* [What you need to do]: In the listing, find every line that has the string "Tielse" and copy it.

-- Dataset entries follows --

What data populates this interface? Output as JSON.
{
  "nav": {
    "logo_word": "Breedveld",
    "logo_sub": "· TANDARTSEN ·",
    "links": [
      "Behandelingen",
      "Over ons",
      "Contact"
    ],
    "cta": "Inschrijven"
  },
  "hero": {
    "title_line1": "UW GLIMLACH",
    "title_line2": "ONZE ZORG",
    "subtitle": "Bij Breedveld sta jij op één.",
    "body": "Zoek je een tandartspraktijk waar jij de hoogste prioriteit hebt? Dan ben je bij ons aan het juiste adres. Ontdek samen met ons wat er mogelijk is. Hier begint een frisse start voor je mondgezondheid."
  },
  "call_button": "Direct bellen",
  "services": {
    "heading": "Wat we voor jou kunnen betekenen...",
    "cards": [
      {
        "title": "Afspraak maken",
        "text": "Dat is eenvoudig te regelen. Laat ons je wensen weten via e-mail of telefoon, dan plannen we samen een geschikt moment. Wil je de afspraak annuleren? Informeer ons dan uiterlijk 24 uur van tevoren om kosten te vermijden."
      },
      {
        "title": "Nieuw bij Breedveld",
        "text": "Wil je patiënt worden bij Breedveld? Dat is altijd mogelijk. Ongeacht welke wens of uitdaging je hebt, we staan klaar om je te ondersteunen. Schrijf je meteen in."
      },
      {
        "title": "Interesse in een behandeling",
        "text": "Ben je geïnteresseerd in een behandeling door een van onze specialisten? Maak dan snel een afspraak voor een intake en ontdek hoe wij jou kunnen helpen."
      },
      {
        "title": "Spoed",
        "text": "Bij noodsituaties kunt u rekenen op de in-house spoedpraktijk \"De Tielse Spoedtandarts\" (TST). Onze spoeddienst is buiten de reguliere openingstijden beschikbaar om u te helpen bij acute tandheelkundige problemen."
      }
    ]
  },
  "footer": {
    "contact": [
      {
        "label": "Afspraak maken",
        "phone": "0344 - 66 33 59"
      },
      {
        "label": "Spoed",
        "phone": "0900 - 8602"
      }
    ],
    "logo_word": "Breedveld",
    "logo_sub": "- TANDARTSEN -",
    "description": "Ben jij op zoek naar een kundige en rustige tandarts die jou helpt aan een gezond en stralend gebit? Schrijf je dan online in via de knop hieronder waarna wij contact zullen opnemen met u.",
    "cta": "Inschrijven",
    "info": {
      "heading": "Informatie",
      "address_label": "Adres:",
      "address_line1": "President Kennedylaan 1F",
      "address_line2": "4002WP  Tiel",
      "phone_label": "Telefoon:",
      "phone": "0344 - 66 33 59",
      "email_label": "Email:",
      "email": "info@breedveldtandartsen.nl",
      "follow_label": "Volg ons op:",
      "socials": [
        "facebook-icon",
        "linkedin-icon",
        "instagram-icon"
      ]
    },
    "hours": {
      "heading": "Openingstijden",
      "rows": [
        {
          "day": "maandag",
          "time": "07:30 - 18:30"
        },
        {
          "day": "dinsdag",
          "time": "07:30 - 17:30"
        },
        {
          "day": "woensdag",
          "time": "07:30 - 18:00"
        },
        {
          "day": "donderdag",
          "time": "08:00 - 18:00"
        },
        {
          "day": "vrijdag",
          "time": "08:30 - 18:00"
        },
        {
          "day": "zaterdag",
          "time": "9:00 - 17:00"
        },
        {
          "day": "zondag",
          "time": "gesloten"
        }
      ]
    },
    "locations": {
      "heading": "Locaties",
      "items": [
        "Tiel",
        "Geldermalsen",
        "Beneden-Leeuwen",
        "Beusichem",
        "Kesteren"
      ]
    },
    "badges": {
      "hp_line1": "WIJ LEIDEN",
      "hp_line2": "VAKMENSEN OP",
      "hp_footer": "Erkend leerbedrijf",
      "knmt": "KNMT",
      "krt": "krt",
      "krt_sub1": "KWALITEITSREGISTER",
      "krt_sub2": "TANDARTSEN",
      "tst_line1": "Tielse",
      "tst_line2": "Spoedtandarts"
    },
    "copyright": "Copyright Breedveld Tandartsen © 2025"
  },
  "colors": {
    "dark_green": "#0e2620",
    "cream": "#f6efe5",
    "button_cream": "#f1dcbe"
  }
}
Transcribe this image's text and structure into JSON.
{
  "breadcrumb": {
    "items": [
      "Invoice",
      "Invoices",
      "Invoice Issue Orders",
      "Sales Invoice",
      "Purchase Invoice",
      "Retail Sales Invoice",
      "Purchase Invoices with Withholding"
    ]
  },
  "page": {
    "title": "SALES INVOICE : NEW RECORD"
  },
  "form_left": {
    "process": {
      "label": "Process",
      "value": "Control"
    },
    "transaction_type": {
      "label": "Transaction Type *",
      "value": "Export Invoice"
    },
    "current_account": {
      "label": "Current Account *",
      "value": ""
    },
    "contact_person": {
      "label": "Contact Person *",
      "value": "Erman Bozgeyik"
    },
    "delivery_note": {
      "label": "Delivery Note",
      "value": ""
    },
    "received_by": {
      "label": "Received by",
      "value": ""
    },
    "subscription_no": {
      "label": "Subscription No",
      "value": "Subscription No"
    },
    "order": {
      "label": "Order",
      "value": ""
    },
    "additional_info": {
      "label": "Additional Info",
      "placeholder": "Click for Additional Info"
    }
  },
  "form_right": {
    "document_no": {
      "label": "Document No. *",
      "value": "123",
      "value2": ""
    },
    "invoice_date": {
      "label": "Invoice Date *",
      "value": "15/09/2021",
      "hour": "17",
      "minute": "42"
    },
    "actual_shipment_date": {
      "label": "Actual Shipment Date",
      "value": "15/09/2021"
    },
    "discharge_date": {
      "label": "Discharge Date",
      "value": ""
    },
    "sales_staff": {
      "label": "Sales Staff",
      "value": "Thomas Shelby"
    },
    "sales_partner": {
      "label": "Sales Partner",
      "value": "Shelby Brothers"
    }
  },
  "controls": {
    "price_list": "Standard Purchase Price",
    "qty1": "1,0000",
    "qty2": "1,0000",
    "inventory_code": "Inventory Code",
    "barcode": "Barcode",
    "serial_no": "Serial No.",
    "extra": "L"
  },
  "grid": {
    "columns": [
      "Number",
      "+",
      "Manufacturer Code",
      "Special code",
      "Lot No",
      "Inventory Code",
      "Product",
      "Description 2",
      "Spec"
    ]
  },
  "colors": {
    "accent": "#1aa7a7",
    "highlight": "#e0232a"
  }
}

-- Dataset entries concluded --

* [Output]:
        "text": "Bij noodsituaties kunt u rekenen op de in-house spoedpraktijk \"De Tielse Spoedtandarts\" (TST). Onze spoeddienst is buiten de reguliere openingstijden beschikbaar om u te helpen bij acute tandheelkundige problemen."
      "tst_line1": "Tielse",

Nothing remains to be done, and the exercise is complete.